In this example, the EST is assuming that the 4kWp system generates 3,410kWh of electricity in a year, and that the house exports half of this back to the grid. 

So, this figure of £338 comprises £244 of energy bill savings, and £94 of export earnings

Of course, this is just an estimate, and your own earnings through the SEG will depend on multiple variables. These include: 

  • how much electricity your solar panels can generate 
  • how much electricity you send to the grid 
  • how much you pay for grid electricity 
  • what SEG rate you receive

Does the SEG work with solar batteries?

If you own a solar-plus-storage system at home, you might be wondering whether it’s compatible with the SEG. 

There is currently no one-size-fits-all rule for solar batteries when it comes to SEG payments.

Certain energy companies (such as Bulb, Octopus, and British Gas) will accept solar energy exported from a battery, but some of them might insist that you use one of their own batteries. 

There are several energy companies that don’t clarify online as to whether they accept exported electricity from a solar battery, so if you’re unsure, your best bet is to contact the company directly.

The Smart Export Guarantee: summarised

Here’s a quick summary of the Smart Export Guarantee:

  • It launched on 1st January 2020, replacing the FiT’s export tariff
  • It requires all large, UK-based energy suppliers to pay households for every kWh of renewable electricity they export back to the grid
  • Suppliers are free to determine their own market rate, as long as it’s always more than zero
  • The STA believes that 5-6p per kWh is a fair rate
  • Bulb is currently offering the highest rate, at 5.57p/kWh for its own customers
  • Most SEG tariffs are currently fixed, but we expect most suppliers to switch to flexible tariffs over time
  • A smart meter is not essential, but it is if households want to be paid accurately and fairly for their exported energy
  • Solar batteries are compatible with SEG schemes from certain providers, including Octopus Energy and Bulb

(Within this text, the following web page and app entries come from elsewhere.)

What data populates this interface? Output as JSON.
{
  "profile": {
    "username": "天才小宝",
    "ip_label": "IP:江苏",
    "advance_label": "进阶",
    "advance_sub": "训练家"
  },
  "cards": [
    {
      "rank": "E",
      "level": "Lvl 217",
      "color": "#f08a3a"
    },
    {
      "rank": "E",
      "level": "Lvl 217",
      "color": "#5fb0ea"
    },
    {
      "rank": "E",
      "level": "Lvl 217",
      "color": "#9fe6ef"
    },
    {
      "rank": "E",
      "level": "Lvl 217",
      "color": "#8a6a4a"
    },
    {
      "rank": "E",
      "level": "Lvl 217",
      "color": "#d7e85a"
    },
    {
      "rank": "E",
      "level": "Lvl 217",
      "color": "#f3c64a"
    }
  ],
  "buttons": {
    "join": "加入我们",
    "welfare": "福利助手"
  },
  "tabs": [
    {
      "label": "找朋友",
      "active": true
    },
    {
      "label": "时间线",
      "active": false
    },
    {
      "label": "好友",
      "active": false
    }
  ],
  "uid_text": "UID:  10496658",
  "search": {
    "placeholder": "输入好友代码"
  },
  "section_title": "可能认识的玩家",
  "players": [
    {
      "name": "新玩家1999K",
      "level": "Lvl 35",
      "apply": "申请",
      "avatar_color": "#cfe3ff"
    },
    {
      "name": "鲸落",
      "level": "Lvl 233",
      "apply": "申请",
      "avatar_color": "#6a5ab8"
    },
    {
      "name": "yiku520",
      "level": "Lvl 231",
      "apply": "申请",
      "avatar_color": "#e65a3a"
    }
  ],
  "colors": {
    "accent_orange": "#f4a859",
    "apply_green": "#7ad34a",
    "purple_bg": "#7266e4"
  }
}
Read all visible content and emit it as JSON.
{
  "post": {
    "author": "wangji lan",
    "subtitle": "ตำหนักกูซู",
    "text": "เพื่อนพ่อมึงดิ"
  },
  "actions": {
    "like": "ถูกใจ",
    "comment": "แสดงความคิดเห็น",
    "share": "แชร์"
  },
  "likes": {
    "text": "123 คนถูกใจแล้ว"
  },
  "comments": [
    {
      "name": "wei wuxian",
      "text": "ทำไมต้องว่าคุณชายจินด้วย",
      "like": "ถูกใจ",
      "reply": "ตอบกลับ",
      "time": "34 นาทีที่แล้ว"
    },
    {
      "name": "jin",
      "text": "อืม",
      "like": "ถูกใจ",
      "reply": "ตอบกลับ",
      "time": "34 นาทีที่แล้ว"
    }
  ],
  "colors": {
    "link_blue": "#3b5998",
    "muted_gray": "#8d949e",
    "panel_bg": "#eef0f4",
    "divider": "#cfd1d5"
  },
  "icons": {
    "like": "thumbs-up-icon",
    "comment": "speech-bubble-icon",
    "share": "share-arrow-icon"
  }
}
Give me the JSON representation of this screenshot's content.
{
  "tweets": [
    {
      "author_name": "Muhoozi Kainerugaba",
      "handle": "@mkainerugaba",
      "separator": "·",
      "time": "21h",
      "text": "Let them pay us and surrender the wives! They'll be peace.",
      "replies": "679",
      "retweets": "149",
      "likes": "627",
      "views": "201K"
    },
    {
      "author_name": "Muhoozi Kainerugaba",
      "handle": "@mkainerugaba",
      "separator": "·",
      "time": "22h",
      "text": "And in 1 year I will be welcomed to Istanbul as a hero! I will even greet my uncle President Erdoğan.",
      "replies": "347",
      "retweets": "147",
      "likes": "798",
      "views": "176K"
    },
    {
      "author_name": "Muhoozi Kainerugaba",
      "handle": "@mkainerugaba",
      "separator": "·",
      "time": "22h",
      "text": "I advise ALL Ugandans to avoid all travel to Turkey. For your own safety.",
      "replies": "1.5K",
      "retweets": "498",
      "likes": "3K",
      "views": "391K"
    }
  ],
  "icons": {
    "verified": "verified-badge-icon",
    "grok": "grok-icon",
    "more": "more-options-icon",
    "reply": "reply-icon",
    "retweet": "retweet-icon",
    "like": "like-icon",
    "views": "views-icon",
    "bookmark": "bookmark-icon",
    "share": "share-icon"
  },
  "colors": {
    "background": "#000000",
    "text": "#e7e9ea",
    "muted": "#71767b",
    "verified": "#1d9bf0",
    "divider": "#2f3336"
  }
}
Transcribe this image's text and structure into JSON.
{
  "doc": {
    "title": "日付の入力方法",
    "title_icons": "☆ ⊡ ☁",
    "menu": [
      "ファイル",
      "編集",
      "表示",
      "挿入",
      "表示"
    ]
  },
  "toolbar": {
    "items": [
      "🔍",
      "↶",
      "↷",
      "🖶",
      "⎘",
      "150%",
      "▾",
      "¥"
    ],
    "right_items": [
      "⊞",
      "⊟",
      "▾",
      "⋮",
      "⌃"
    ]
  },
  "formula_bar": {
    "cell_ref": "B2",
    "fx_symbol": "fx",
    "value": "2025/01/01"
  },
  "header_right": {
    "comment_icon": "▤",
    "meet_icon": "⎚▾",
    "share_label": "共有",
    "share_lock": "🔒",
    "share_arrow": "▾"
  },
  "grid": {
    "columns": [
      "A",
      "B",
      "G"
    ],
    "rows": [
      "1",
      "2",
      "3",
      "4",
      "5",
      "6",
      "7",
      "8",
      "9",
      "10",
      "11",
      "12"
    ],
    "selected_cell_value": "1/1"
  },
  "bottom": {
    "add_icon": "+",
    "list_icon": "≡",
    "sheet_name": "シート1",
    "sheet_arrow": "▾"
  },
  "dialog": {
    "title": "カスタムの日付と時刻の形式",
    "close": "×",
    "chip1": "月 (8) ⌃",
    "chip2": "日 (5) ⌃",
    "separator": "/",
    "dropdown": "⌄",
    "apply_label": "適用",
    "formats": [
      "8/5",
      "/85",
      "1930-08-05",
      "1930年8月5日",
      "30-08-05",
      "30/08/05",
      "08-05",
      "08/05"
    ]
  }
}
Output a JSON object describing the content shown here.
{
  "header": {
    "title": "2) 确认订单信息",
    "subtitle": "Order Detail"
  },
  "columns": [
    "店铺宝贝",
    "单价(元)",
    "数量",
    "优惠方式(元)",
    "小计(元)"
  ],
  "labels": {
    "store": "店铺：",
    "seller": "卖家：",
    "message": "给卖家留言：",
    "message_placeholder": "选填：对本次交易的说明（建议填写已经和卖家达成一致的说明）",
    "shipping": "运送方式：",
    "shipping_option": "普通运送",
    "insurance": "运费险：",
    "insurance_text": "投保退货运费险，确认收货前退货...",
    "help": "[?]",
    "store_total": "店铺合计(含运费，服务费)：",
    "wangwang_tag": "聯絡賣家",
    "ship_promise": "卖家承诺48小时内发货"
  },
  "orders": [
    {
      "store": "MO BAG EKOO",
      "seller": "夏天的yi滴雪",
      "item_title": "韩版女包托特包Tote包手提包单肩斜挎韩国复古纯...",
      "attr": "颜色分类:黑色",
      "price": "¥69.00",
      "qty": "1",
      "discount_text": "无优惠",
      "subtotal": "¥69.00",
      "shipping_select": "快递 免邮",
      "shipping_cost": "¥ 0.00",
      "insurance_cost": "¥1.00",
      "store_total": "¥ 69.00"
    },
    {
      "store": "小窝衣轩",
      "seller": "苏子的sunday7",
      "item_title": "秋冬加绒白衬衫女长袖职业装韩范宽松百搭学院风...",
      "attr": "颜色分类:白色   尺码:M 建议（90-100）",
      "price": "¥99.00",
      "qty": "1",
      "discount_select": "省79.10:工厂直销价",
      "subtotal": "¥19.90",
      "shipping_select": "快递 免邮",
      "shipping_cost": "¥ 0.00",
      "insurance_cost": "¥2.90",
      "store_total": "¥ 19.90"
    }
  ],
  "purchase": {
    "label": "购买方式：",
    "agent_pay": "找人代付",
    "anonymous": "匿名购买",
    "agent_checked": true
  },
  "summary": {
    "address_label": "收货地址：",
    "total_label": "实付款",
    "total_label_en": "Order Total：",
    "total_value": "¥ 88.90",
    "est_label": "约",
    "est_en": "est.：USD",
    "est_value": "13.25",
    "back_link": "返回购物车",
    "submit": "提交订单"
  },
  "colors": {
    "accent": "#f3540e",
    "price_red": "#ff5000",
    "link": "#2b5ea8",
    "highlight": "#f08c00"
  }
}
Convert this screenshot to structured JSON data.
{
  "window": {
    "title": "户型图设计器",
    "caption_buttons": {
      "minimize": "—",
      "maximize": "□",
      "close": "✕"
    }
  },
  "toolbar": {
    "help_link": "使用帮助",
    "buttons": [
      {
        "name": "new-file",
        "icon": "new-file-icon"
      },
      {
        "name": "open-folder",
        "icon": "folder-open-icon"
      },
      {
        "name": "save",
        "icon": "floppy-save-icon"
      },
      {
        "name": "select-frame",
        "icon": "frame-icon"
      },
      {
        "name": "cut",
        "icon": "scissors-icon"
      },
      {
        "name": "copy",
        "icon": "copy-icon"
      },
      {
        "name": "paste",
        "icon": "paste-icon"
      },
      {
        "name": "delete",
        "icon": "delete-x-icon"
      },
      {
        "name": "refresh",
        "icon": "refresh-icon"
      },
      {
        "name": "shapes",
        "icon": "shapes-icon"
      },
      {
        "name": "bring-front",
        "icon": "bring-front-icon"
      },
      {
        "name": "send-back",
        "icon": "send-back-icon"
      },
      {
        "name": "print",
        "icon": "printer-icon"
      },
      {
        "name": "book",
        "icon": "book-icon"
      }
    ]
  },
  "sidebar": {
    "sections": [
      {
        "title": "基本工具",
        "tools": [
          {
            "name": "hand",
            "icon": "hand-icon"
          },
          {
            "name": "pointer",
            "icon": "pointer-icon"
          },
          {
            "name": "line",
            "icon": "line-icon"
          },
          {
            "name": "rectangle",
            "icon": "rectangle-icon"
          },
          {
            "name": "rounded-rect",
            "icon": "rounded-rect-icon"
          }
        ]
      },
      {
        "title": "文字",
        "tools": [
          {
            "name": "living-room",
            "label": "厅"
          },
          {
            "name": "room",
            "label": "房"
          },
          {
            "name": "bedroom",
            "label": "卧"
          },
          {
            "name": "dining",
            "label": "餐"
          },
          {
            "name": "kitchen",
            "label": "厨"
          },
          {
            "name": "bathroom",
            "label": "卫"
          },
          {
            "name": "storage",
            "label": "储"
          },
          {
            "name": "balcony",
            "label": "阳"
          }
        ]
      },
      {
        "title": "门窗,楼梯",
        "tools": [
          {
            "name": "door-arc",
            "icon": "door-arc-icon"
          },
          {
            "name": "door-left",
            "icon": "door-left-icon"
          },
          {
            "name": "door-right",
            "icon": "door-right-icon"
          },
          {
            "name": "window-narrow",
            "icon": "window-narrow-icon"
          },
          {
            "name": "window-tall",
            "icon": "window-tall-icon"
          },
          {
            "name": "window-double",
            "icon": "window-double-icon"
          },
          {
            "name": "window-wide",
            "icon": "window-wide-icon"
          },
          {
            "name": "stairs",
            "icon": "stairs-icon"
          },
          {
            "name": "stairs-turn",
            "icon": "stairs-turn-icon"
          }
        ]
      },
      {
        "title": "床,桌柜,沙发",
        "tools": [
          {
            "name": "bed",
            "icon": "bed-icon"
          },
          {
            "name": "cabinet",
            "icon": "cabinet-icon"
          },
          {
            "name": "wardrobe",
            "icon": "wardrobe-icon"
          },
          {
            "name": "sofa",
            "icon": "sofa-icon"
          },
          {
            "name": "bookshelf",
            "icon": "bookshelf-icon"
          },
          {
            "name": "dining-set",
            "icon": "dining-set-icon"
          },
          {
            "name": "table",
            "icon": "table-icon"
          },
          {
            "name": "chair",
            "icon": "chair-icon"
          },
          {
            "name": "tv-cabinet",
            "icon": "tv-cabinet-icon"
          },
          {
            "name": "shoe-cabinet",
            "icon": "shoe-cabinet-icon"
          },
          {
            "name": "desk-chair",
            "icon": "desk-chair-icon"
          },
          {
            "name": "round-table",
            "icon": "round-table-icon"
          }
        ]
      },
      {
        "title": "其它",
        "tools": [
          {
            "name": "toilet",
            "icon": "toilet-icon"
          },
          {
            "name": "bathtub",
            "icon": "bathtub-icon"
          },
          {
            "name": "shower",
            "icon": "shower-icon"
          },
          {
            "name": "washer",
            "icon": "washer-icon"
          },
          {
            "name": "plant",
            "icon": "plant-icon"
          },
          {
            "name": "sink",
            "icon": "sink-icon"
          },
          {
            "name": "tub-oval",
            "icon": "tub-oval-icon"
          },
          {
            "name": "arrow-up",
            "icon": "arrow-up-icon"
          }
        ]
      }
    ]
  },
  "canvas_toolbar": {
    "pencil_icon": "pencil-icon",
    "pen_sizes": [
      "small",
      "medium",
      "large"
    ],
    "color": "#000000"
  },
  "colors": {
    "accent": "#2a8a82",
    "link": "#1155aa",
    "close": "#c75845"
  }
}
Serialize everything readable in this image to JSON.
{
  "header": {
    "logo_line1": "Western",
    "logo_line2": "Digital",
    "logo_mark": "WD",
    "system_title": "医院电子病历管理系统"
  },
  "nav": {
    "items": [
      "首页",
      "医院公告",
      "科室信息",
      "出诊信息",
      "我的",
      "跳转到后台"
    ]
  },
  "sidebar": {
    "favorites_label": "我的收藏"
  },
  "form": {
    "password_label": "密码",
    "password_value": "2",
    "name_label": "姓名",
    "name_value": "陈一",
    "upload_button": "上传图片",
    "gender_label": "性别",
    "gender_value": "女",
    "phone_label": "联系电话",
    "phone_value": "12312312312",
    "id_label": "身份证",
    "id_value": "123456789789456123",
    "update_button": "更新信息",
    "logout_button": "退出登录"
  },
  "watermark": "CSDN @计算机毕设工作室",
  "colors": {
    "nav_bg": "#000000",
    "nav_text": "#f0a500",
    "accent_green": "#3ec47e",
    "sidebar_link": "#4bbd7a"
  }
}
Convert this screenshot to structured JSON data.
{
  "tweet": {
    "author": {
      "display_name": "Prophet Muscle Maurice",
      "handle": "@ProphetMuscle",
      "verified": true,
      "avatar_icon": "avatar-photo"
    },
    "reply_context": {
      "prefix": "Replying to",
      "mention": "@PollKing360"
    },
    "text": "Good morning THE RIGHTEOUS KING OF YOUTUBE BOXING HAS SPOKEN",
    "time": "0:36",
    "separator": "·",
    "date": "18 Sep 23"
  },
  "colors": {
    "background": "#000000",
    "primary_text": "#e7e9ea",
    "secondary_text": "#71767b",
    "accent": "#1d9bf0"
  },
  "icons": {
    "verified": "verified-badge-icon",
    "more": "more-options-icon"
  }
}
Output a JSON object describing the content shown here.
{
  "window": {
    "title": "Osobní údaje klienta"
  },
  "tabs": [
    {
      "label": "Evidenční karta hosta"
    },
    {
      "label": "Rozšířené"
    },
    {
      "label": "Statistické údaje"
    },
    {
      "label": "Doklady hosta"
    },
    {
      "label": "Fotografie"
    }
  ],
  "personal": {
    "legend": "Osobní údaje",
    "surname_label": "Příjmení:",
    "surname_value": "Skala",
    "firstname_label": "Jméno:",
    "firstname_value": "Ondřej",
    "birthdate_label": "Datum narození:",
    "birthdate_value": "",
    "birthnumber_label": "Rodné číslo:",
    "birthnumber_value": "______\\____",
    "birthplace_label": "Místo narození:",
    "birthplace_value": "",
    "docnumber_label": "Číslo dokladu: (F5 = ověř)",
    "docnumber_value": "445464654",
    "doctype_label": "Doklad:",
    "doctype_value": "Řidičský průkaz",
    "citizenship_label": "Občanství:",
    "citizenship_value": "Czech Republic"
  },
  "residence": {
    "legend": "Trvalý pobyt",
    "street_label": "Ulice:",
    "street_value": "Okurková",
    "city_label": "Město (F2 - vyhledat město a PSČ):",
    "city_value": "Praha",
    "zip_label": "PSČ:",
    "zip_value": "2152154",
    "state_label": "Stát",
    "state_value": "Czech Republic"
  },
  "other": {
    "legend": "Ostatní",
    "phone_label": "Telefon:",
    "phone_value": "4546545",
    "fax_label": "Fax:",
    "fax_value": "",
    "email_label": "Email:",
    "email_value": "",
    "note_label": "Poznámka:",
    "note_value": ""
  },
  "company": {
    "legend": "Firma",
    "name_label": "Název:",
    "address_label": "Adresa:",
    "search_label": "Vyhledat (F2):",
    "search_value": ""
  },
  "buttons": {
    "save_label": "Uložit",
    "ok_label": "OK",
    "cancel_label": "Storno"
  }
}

Next steps

If you’d like to start benefitting from the Smart Export Guarantee, it’s about time you switched to solar. Simply fill in this form with a few details, and our trusted suppliers will contact you with solar panel quotes.

Charlie Clissitt
Charlie Clissitt Content Manager

Charlie has been researching and writing about solar power for four years, which makes him great fun at parties. Ever since he can remember, Charlie has worried about the planet, and he one day dreams of owning his own solar power farm.